The gathering was the first kick-off for what organizer, Jeremy Hall hopes will become monthly meetings celebrating the spiritual properties of cannabis.

He says that he intentionally chooses the word “spirituality.” The church has no specific ideology, no texts or prophets to speak of.

“The biggest question I get is, ‘How can this be a church if we don’t subscribe to a religious theology?'” he told attendees.

“Well, the reality is it sounded better than a cannabis cult.”

Those sitting in the worship room laughed.

The church is BYOB – bring your own beliefs. But the spirituality brought on by cannabis use serves as the uniting core principal.

A Tennessee transplant, Hall and his wife, Regan, moved to Michigan in part because of legal medical marijuana. Outside of being a marijuana caregiver, Hall is an ordained minister who hopes church members will help to change perceptions about marijuana users.

“We’re using our church to elevate the community and to show we aren’t a drain on society or a bunch of unmotivated criminals,” he added.

The church has already handed out fans and water to people during hot summer days and gave out 100 hygiene kits to attendees for distribution to those in need.

Some in attendance used cannabis beforehand, while others looked on sober.

East Lansing resident Kevin Kesseler was drawn to the debut service by curiosity. Without a medical marijuana card, the 47-year-old wasn’t allowed to try the baked goods and joints, referred to as “religious materials,” that were available in a nearby room. His interest in marijuana is research and commercial-based.

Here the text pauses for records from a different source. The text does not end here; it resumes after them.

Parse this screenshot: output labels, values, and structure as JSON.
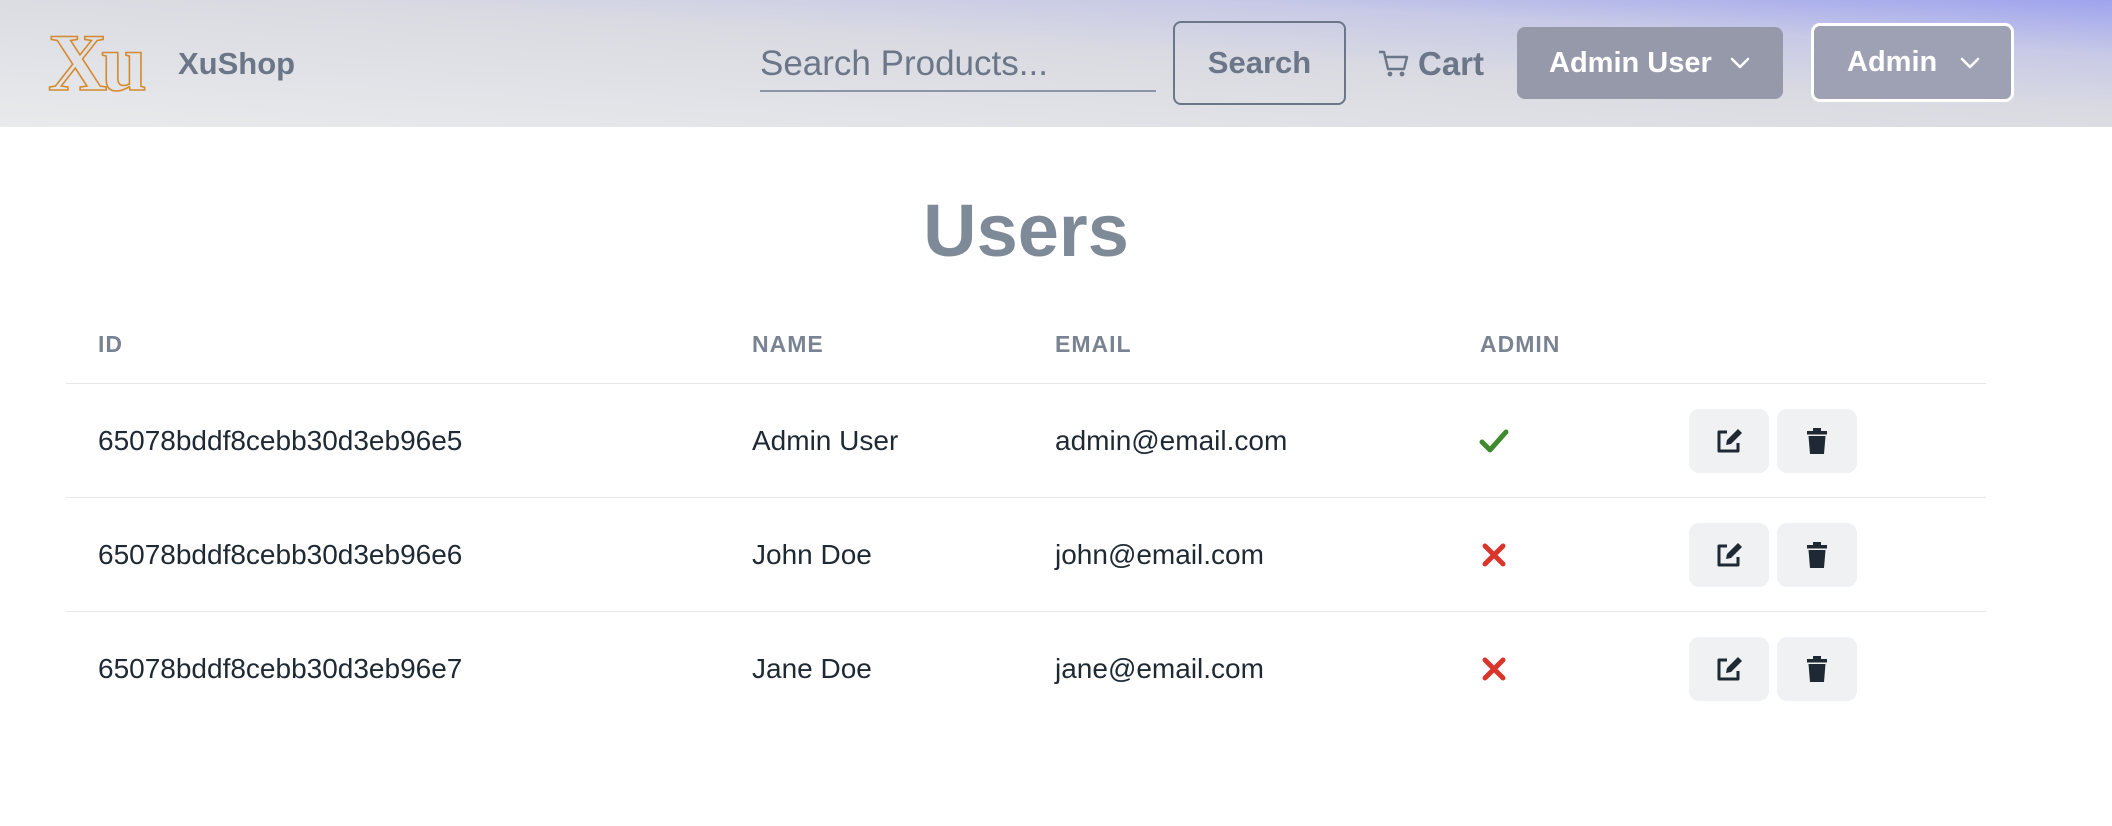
{
  "header": {
    "brand": "XuShop",
    "logo_text": "Xu",
    "search": {
      "placeholder": "Search Products..."
    },
    "search_button": "Search",
    "cart_label": "Cart",
    "user_menu_label": "Admin User",
    "admin_menu_label": "Admin"
  },
  "page": {
    "title": "Users",
    "columns": [
      "ID",
      "NAME",
      "EMAIL",
      "ADMIN"
    ],
    "rows": [
      {
        "id": "65078bddf8cebb30d3eb96e5",
        "name": "Admin User",
        "email": "admin@email.com",
        "is_admin": true
      },
      {
        "id": "65078bddf8cebb30d3eb96e6",
        "name": "John Doe",
        "email": "john@email.com",
        "is_admin": false
      },
      {
        "id": "65078bddf8cebb30d3eb96e7",
        "name": "Jane Doe",
        "email": "jane@email.com",
        "is_admin": false
      }
    ]
  },
  "icons": {
    "logo": "xu-logo-icon",
    "cart": "cart-icon",
    "chevron": "chevron-down-icon",
    "admin_true": "check-icon",
    "admin_false": "x-icon",
    "edit": "edit-icon",
    "delete": "trash-icon"
  },
  "colors": {
    "check": "#3d8a2f",
    "cross": "#d9352a",
    "logo": "#d48a2f"
  }
}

Kesseler is launching a new project,involving Predictive Analytics, to conduct testing on marijuana so that it can one day be understood and prescribed by doctors.

“The current system doesn’t allow for commercialization at the drugs stores or pharmacies until more testing is done,” he said.

Other than the one protestor armed with a sign saying marijuana was about the money for sellers, not helping people with health problems, Hall said he’s received nothing but encouragement.

“The reaction from the community has been extremely positive so far,” he said.